*ACTION ITEM*.
State how many lines of the material below contain the word "Resources". Add nothing else.

*TASK MATERIAL*.
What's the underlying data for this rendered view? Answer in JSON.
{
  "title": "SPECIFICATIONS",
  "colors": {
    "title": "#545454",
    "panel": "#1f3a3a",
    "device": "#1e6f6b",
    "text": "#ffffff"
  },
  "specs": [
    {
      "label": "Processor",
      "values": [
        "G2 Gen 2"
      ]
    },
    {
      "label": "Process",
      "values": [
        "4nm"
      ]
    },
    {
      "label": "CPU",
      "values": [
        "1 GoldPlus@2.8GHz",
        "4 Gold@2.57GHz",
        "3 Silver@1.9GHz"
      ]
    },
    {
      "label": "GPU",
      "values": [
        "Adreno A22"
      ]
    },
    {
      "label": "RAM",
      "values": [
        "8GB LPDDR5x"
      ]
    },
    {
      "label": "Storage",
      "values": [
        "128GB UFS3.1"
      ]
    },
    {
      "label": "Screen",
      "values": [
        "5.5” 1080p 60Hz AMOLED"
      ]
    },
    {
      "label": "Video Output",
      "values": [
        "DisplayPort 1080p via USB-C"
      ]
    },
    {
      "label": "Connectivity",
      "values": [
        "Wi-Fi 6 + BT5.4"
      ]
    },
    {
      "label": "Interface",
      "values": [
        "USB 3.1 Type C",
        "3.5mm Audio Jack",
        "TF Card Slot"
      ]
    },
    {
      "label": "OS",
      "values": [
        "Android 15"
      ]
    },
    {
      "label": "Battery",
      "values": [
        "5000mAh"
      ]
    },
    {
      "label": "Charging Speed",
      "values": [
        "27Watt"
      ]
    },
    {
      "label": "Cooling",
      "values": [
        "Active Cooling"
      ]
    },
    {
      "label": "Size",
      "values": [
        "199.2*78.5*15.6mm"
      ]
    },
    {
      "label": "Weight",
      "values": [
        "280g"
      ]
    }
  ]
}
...
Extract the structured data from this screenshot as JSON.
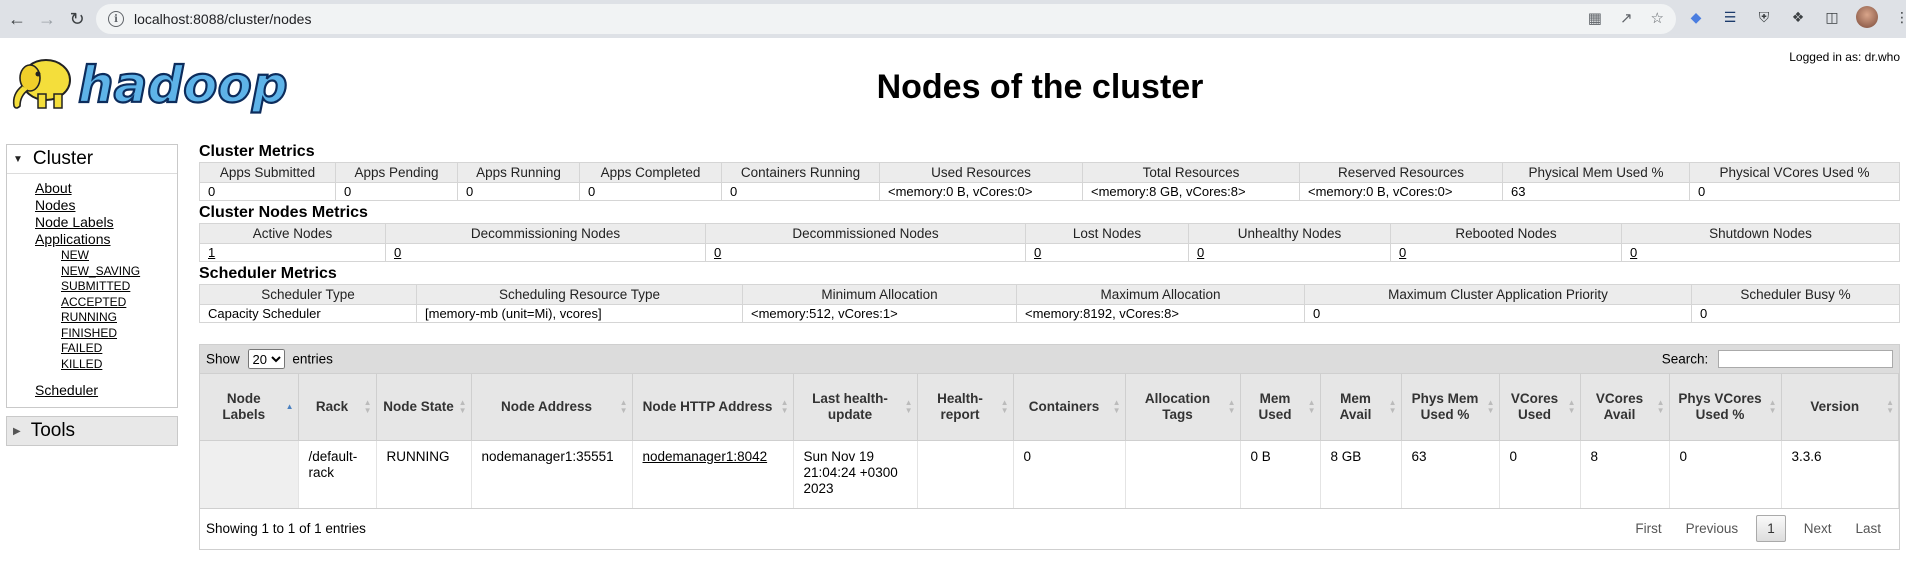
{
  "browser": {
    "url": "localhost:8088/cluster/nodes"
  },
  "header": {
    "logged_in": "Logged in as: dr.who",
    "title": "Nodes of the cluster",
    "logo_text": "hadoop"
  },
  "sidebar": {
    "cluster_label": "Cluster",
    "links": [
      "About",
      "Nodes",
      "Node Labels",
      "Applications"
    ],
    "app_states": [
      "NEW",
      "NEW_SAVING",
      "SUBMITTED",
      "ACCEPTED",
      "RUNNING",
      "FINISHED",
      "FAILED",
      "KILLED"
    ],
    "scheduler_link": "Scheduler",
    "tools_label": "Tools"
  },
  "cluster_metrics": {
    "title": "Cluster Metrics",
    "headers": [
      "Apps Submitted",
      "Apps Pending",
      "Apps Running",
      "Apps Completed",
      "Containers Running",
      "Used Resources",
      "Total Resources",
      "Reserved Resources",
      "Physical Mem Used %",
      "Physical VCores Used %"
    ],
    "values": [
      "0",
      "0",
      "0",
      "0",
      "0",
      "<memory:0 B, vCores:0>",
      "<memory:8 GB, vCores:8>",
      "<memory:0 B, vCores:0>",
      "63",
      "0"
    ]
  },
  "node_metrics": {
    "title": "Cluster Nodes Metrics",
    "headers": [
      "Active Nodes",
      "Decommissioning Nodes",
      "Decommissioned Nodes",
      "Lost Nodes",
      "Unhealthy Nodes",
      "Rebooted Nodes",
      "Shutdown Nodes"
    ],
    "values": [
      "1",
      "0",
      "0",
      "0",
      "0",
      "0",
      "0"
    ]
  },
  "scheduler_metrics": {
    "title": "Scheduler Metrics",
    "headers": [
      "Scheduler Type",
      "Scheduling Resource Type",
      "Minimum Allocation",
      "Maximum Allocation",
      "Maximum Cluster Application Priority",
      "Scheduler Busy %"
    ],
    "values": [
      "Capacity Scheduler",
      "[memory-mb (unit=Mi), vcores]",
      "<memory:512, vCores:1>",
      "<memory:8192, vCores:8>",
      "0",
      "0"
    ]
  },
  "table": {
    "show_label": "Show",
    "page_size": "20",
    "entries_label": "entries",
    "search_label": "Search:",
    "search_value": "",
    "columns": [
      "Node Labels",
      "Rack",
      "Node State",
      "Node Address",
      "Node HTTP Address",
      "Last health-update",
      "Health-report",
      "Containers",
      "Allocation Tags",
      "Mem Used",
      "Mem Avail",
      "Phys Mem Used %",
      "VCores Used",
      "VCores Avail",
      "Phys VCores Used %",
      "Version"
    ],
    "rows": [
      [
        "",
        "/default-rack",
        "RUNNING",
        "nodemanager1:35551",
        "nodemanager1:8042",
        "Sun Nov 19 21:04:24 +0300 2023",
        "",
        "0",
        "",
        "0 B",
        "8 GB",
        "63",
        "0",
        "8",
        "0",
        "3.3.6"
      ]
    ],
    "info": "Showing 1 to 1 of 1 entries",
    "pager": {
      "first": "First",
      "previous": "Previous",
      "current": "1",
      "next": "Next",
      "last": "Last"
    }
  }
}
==
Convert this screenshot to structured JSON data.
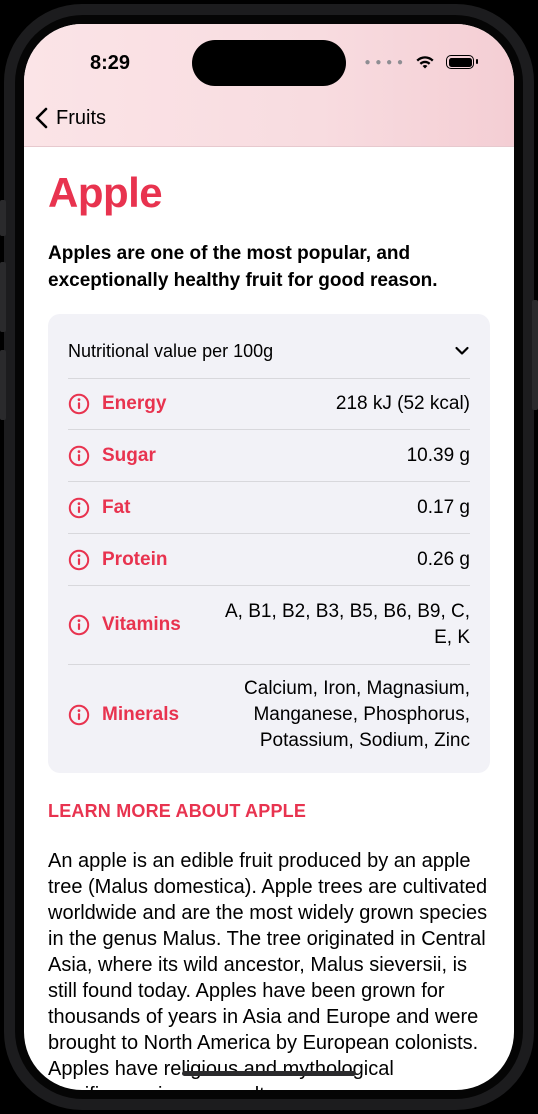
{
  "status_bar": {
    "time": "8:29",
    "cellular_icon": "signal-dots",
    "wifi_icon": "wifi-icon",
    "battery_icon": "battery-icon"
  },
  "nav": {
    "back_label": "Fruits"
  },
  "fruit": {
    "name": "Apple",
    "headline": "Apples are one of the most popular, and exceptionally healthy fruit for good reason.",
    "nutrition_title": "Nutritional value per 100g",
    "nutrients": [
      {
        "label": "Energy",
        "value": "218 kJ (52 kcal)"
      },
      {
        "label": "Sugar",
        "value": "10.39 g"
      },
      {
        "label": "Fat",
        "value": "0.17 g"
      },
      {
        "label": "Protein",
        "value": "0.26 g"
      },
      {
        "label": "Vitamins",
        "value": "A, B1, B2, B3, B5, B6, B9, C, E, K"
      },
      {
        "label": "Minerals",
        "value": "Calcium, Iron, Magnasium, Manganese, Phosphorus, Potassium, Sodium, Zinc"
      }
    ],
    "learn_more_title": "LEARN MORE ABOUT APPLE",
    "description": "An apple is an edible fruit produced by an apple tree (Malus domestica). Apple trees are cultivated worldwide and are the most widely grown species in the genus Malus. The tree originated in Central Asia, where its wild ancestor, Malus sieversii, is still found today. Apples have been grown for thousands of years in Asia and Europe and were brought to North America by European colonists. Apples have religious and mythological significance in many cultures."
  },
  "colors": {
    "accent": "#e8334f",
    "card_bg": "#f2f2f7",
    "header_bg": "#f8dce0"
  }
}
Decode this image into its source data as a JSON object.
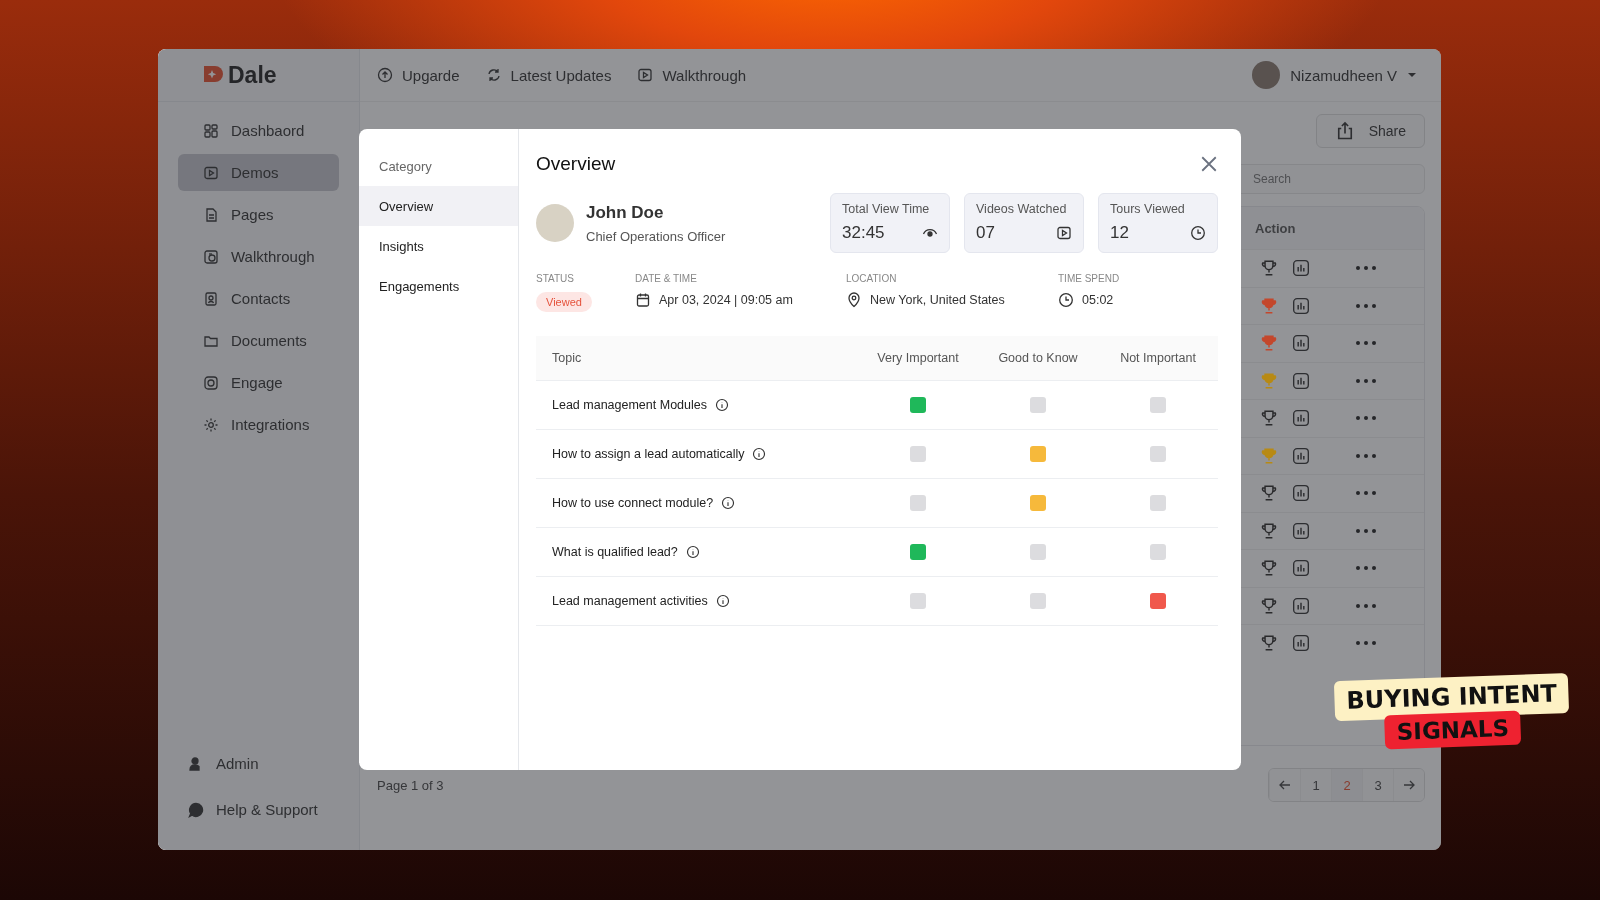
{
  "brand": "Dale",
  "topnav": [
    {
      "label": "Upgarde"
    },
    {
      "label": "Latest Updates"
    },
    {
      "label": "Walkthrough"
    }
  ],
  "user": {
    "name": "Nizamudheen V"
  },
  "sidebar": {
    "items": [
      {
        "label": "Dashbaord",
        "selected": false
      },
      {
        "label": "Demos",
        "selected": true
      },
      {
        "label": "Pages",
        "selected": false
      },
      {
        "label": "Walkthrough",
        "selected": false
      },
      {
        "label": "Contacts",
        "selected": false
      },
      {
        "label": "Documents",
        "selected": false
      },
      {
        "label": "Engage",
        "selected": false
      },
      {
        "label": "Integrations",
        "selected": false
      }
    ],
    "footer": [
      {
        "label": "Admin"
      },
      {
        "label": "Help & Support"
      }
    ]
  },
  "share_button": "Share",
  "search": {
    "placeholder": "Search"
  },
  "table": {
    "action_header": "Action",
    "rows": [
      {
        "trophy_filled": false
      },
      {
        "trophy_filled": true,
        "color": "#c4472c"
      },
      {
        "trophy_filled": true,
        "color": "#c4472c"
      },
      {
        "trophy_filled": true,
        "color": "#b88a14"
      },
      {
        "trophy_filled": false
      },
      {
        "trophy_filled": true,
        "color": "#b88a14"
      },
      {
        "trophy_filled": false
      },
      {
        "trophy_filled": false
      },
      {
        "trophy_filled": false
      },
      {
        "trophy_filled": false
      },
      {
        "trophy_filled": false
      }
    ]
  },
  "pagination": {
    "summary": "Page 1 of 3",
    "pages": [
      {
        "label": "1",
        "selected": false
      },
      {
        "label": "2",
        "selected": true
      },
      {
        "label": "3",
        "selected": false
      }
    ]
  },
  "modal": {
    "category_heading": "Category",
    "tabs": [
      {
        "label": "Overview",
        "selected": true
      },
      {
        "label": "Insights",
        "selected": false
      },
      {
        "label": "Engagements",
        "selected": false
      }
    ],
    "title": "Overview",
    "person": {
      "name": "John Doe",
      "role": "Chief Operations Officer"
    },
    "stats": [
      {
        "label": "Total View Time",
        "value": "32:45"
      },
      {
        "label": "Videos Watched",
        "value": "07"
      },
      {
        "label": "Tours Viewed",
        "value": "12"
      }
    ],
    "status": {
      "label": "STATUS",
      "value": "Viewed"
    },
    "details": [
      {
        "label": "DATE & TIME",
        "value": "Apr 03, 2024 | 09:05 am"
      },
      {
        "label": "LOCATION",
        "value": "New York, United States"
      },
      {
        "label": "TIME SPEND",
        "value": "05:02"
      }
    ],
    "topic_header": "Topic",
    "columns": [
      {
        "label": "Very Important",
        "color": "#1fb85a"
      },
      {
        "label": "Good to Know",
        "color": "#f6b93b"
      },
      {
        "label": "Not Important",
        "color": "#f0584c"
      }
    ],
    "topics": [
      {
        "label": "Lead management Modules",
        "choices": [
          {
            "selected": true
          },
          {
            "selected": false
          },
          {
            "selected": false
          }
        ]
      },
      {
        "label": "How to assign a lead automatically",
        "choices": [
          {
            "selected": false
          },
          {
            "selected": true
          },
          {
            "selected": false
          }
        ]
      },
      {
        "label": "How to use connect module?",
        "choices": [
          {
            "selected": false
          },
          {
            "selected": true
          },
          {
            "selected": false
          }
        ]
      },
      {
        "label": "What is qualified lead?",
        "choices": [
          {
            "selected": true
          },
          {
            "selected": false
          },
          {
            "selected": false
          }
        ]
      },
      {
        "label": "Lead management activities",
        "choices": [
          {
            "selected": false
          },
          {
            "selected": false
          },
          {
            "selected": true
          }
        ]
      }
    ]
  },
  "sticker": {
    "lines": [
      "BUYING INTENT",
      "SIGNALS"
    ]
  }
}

*SOLUTION FOR THIS TASK*.
3